Vinyl is the most versatile and widely deployed plastic in the construction industry. In the 1950s and '60s, manufacturers began mass-producing building components of vinyl, or polyvinyl chloride (PVC), and expanding the use of a material developed since the 1920s as a fake rubber. Today, they turn out millions of pounds of vinyl pipe in every size and shape, as well as vinyl siding, windows, decks, fences, rails, and wire coatings.
About 3 percent of vinyl is turned into roofing. To see vinyl come into beingfor the building industry, ARCHITECT watched the production of vinyl roof membranes at the plant of Sika Sarnafil in Canton, Mass. The manufacturing process at the plant starts with a powdery vinyl resin shipped by train from Louisiana, and it ends, many large rollers later, with neat 400-pound packages of a soft but tough roof sheathing wrapped around a 10-foot-long cardboard tube.

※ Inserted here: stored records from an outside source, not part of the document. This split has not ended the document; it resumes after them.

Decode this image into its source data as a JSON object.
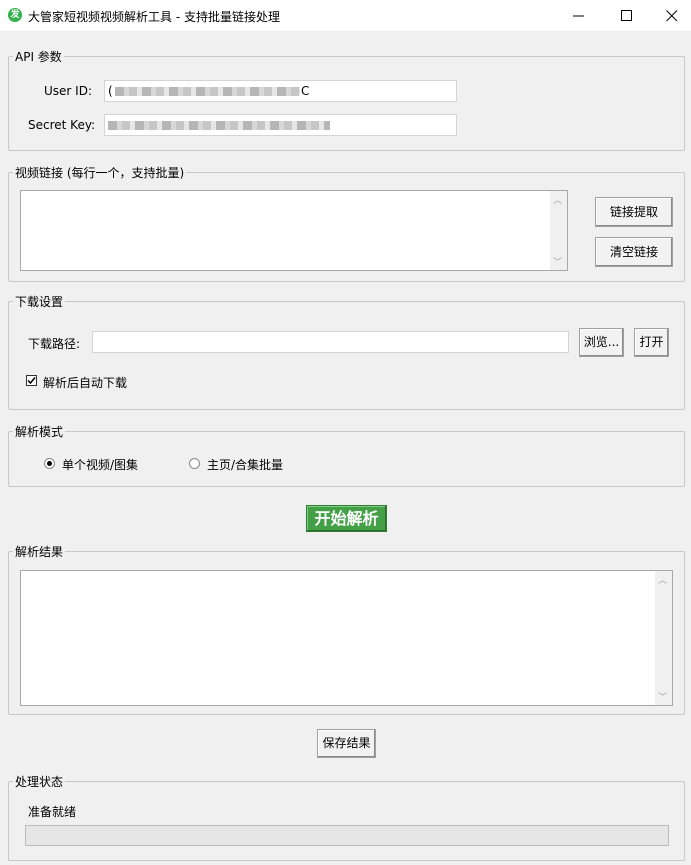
{
  "window": {
    "title": "大管家短视频视频解析工具 - 支持批量链接处理",
    "icon_glyph": "发",
    "icon_color": "#2fb34a"
  },
  "api": {
    "legend": "API 参数",
    "user_id_label": "User ID:",
    "secret_key_label": "Secret Key:",
    "user_id_prefix": "(",
    "user_id_suffix": "C"
  },
  "links": {
    "legend": "视频链接 (每行一个，支持批量)",
    "extract_button": "链接提取",
    "clear_button": "清空链接"
  },
  "download": {
    "legend": "下载设置",
    "path_label": "下载路径:",
    "path_value": "",
    "browse_button": "浏览...",
    "open_button": "打开",
    "auto_download_label": "解析后自动下载",
    "auto_download_checked": true
  },
  "mode": {
    "legend": "解析模式",
    "options": [
      "单个视频/图集",
      "主页/合集批量"
    ],
    "selected_index": 0
  },
  "start_button": "开始解析",
  "start_button_color": "#43a047",
  "results": {
    "legend": "解析结果",
    "save_button": "保存结果"
  },
  "status": {
    "legend": "处理状态",
    "text": "准备就绪",
    "progress": 0
  }
}
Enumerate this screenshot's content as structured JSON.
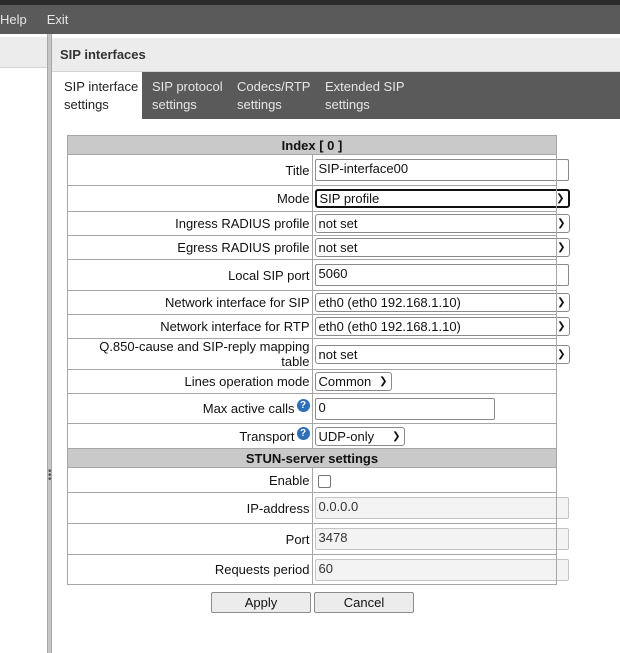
{
  "menubar": {
    "items": [
      "Help",
      "Exit"
    ]
  },
  "panel": {
    "title": "SIP interfaces"
  },
  "tabs": [
    {
      "line1": "SIP interface",
      "line2": "settings",
      "active": true
    },
    {
      "line1": "SIP protocol",
      "line2": "settings",
      "active": false
    },
    {
      "line1": "Codecs/RTP",
      "line2": "settings",
      "active": false
    },
    {
      "line1": "Extended SIP",
      "line2": "settings",
      "active": false
    }
  ],
  "form": {
    "index_header": "Index [ 0 ]",
    "title": {
      "label": "Title",
      "value": "SIP-interface00"
    },
    "mode": {
      "label": "Mode",
      "value": "SIP profile"
    },
    "ingress_radius": {
      "label": "Ingress RADIUS profile",
      "value": "not set"
    },
    "egress_radius": {
      "label": "Egress RADIUS profile",
      "value": "not set"
    },
    "local_sip_port": {
      "label": "Local SIP port",
      "value": "5060"
    },
    "net_if_sip": {
      "label": "Network interface for SIP",
      "value": "eth0 (eth0 192.168.1.10)"
    },
    "net_if_rtp": {
      "label": "Network interface for RTP",
      "value": "eth0 (eth0 192.168.1.10)"
    },
    "q850_mapping": {
      "label": "Q.850-cause and SIP-reply mapping table",
      "value": "not set"
    },
    "lines_mode": {
      "label": "Lines operation mode",
      "value": "Common"
    },
    "max_calls": {
      "label": "Max active calls",
      "value": "0"
    },
    "transport": {
      "label": "Transport",
      "value": "UDP-only"
    },
    "help_glyph": "?"
  },
  "stun": {
    "header": "STUN-server settings",
    "enable": {
      "label": "Enable",
      "checked": false
    },
    "ip": {
      "label": "IP-address",
      "value": "0.0.0.0"
    },
    "port": {
      "label": "Port",
      "value": "3478"
    },
    "period": {
      "label": "Requests period",
      "value": "60"
    }
  },
  "buttons": {
    "apply": "Apply",
    "cancel": "Cancel"
  },
  "icons": {
    "help": "help-icon",
    "dropdown": "chevron-down-icon"
  },
  "colors": {
    "menubar": "#5a5a5a",
    "header_bg": "#c9c9c9",
    "help_icon": "#2f6fb8"
  }
}
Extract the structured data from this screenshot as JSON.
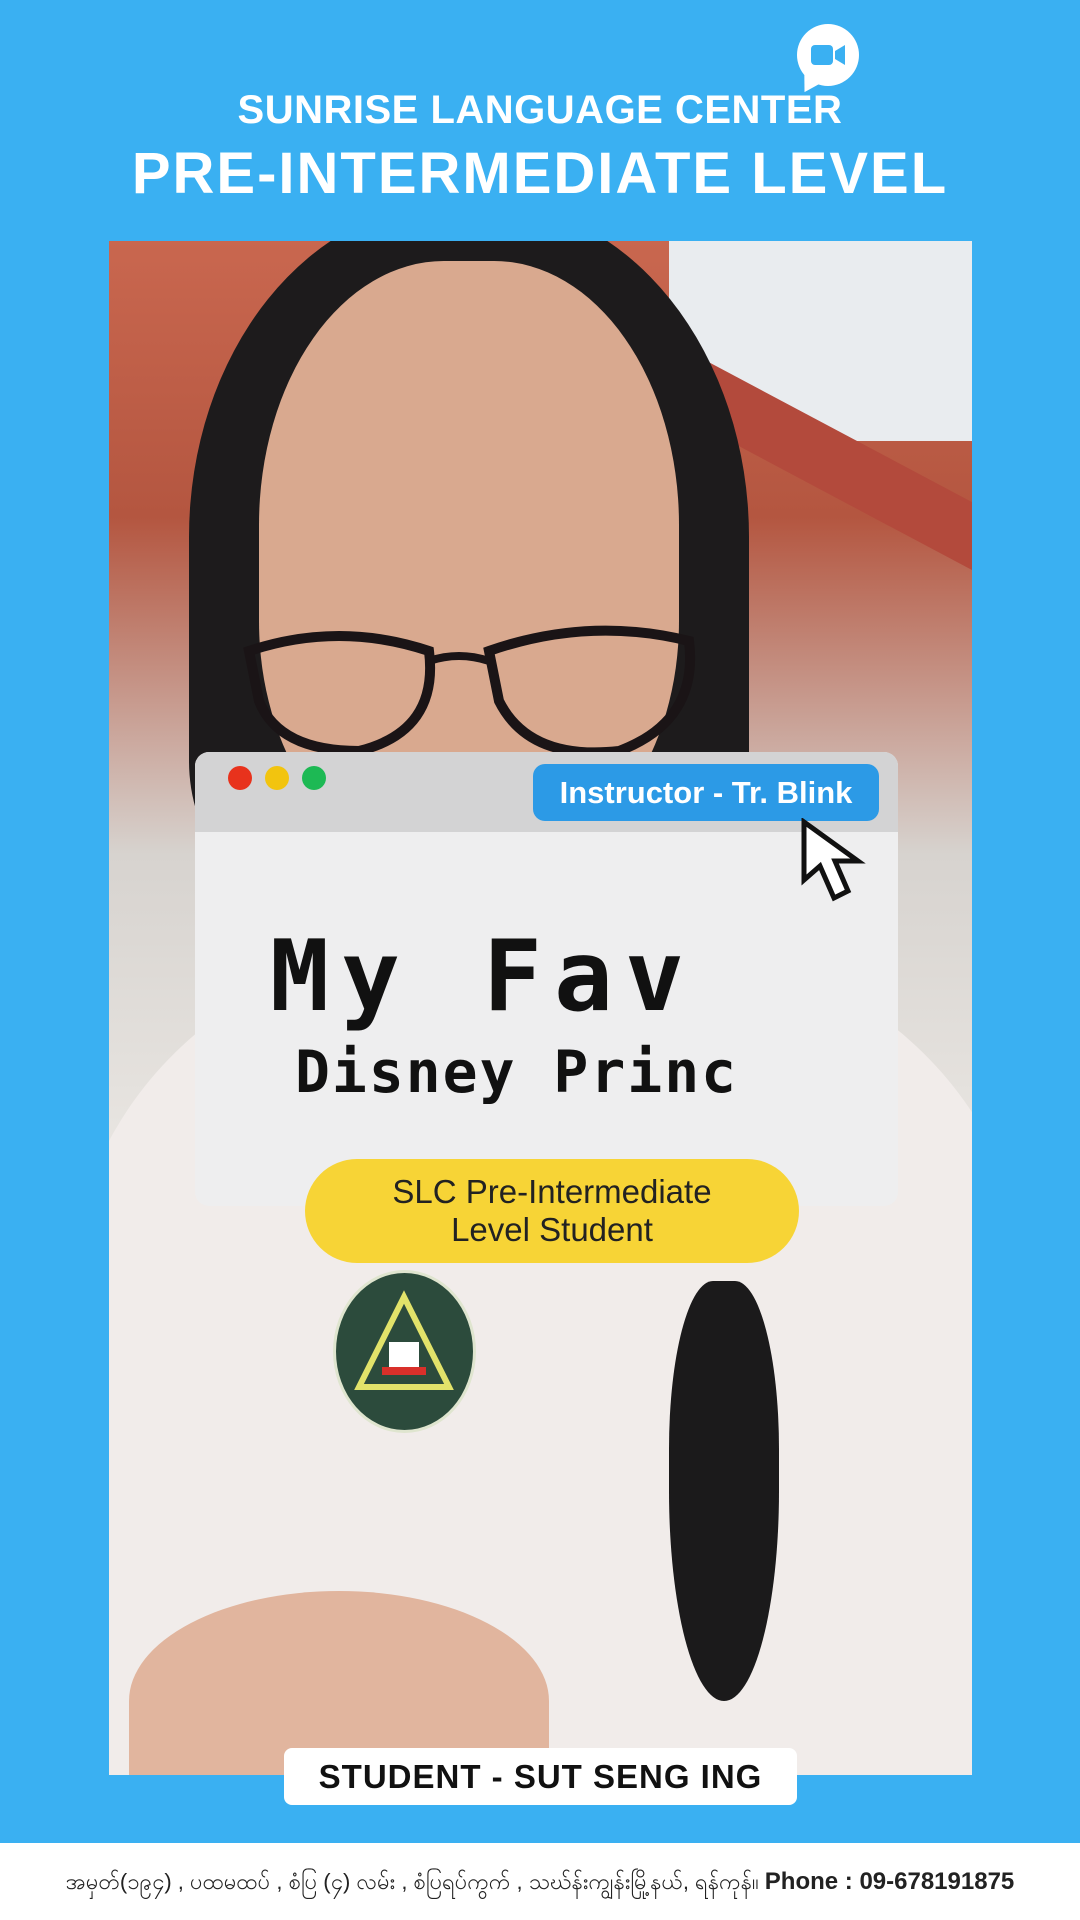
{
  "header": {
    "brand": "SUNRISE LANGUAGE CENTER",
    "level": "PRE-INTERMEDIATE LEVEL",
    "badge_icon": "video-camera-icon"
  },
  "window": {
    "instructor": "Instructor - Tr. Blink",
    "title_line1": "My Fav",
    "title_line2": "Disney Princ",
    "dot_colors": [
      "#e8321c",
      "#f2c40f",
      "#1db954"
    ]
  },
  "pill": {
    "line1": "SLC Pre-Intermediate",
    "line2": "Level Student"
  },
  "student_label": "STUDENT - SUT SENG ING",
  "footer": {
    "address": "အမှတ်(၁၉၄) , ပထမထပ် , စံပြ (၄) လမ်း , စံပြရပ်ကွက် , သဃ်န်းကျွန်းမြို့နယ်, ရန်ကုန်။",
    "phone": "Phone : 09-678191875"
  },
  "colors": {
    "background": "#3ab0f2",
    "instructor_badge": "#2c9ae6",
    "pill": "#f7d436"
  }
}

Because of vinyl's chemical parentage—it is about 57 percent chlorine, taken from salt, and 43 percent ethylene, derived from natural gas or petroleum—its use in construction (as well as in toys and consumer products) is hotly debated. The environmental group Greenpeace calls PVC the "most environmentally damaging of all plastics." The Healthy Building Network cites the numerous toxic substances attending PVC's manufacture (chlorine, inparticular) as reason to remove the material from buildings, and from production, entirely.
The Vinyl Institute, among others in the plastics industry, casts PVC's chlorine content as a plus because it means that less than half the material comes from fossil fuels. The trade group argues that PVC takes less energy to make than common alternative plastics and aluminum in construction, that it lasts a long time, and that it is increasingly recyclable. PVC pipes, notably, offer lower resistance to water flow than other kinds of pipe, requiring less energy for pumping. And Sika's vinyl roof membranes are white on their outer face, which enables them to reflect solar heat and keep buildings cooler than dark-colored roofs. A federal government study found that installing a "cool" roof of white vinyl can reduce air-conditioning demand at peak periods by 14 percent and throughout the day by 11 percent.
Yet, among sustainable-design specialists, vinyl is under intense scrutiny. Earlier in this decade, the U.S. Green Building Council (USGBC) convened a special panel of experts to address a push toward creating a credit in its LEED certification scale that would reward avoiding the use of PVC products in construction. After several years of study and gathering of public comments, the panel declined to support such a credit. Rather, its final report suggested that all materials, including PVC, needed both more thorough analyses of their sustainability in the context of practical alternatives and a harder focus on the end of their lifecycles, when they may wind up, for instance, in landfills or incinerators.
As for PVC itself, the panel concluded that formally discouraging the specification of some common PVC products, such as siding, windows, or pipes, could steer designers toward products whose impacts are, on the whole, more harmful to the health of people or the environment.
Although the PVC study panel left the material's status unchanged within the rating system, vinyl's case is hardly closed within the USGBC. The council's healthcare committee recently proposed that LEED discourage the use of materials involving substances known as persistent organic pollutants, which would rule out materials requiring the use of halogenated compounds—and, hence, rule out the use of PVC. "You couldn't make PVC without halogenated compounds," says Scot Horst, the chair of both the PVC study panel and the USGBC's LEED steering committee. "The real problem is almost always related to the chlorine molecule," which has the potential to create dioxins when it burns at low temperatures. Disposal, he says, isthe crucial issue. As of this writing, official action on the healthcare committee's proposal was still pending.
"All materials have some sort of impact," says Horst. "By reducing impact in one way, you increase impact in some other way. There are trade-offs for every decision you make." Vinyl is a complicated material, the ultimate synthetic, and the current debate surrounding its use illustrates nothing so much as the enormous delicacy of evaluating any material's costs and benefits when the accounting is thorough.